After sorting through the Cannes 2012 body of work, it seems as though the unlikely are catching up to – if not already surpassing – the countries we generally look to for the best work the world has to offer.
Yes, the ideas are remarkable on every level. But further examination reveals many more small market countries are presenting the world with some of the most fresh and outstanding communications.
Maybe it’s because these countries are kind of liberated – with nothing to lean on and not as much confined by standards, or variations on the latest trends. They are freer to pursue what is simply stunning, or the most impactful, or truly revolutionary as an approach.
Now, winning anything at Cannes is an extraordinary achievement. Here the best of the best pit their wits against the year’s, and world’s best ideas. And anyone who took a coveted Lion home should be immensely proud of their talents.
Canada had a respectable tally of its own, bagging 19 metal felines.
But perhaps we just look to one of the Golds to see what we may be missing as marketers in this country. The app for Sick Kids took the crowded world of apps to yet another ‘next level.’ Health care that allows kids with serious illnesses to help themselves to recover, to track their healing progress and, hopefully, to ultimately get better.

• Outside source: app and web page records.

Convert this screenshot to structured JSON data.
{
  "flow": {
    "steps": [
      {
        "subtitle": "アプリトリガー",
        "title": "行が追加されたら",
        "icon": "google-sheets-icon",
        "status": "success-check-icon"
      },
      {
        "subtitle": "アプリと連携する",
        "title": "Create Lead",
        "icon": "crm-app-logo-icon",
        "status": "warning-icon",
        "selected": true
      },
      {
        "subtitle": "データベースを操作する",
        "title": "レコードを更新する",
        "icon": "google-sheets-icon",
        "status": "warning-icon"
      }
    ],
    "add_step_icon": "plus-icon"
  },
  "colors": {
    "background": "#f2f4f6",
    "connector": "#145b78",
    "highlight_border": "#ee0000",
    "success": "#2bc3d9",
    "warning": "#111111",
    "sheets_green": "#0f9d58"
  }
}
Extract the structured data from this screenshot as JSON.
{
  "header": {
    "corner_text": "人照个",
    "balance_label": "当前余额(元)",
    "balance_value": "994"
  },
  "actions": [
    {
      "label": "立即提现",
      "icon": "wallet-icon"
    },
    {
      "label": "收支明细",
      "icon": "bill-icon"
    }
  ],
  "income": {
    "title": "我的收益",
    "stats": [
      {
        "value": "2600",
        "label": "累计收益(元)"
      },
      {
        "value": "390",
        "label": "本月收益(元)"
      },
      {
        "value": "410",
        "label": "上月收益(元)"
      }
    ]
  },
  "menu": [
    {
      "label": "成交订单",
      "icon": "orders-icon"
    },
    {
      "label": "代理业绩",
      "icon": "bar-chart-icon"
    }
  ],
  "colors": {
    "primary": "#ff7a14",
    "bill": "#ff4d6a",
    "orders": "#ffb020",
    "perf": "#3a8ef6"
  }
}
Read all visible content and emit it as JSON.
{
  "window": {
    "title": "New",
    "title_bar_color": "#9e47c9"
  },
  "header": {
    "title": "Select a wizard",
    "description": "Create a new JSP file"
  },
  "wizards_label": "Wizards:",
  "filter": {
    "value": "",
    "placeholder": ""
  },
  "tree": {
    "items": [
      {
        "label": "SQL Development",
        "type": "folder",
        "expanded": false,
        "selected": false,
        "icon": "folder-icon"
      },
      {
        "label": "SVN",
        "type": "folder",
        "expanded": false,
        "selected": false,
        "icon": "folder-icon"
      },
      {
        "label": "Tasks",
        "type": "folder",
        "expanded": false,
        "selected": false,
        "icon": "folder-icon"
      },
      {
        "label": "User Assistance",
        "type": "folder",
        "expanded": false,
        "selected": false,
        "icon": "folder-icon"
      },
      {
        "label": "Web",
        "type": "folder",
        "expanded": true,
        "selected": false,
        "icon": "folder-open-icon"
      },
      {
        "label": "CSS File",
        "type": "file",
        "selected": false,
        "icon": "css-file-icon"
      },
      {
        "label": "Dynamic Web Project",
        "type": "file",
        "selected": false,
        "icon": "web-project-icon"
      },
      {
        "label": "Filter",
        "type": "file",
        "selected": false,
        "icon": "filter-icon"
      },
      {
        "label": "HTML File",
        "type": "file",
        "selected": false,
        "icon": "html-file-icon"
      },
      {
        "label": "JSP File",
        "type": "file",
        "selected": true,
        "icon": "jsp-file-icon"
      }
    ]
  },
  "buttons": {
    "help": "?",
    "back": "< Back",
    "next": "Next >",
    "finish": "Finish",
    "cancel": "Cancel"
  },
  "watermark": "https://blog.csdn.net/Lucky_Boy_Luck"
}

It’s an example of courage, albeit not near the same kind these children were able to muster. The marketers’ fortitude? There is no comparison or precedent for such an idea. There’s nothing to liken it to. Nothing that would provide the agency or its client the comfort that it would work. But they executed it nonetheless. And were rewarded with extremely commendable results – better lives for sick children. That’s why it’s worthy of Gold.
Perhaps that’s also a reason behind the propensity of cause marketing among this year’s Lions, reflecting a world in which people are talking to each other more and more.

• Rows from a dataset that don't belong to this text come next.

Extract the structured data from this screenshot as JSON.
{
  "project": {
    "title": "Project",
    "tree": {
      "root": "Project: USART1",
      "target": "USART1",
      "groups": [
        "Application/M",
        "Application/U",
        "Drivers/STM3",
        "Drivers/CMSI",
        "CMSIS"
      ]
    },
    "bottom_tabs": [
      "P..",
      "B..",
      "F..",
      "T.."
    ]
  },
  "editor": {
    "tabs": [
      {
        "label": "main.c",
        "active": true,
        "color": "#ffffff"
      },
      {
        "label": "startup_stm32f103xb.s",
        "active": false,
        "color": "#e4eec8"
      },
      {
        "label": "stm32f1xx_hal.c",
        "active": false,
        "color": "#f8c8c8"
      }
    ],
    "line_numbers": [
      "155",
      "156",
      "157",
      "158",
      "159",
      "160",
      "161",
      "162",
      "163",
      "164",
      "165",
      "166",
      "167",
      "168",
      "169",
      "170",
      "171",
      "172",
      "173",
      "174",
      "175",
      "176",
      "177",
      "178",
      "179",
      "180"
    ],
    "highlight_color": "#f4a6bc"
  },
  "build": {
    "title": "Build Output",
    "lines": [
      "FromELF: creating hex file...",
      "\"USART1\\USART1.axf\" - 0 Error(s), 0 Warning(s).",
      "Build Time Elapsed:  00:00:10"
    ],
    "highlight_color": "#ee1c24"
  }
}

It’s this kind of bravery that we should all look to when assessing our own work. Of course, most of our initiatives won’t have the profoundness of saving a child’s life.
But take a look at the actual award-winning ideas (air conditioners were sold through an insight that dads look terrible in briefs) the art direction (Chipotle Film Grand Prix), or simply the audacity (Benetton Press Grand Prix) and then ask yourselves if we have the same amount of courage.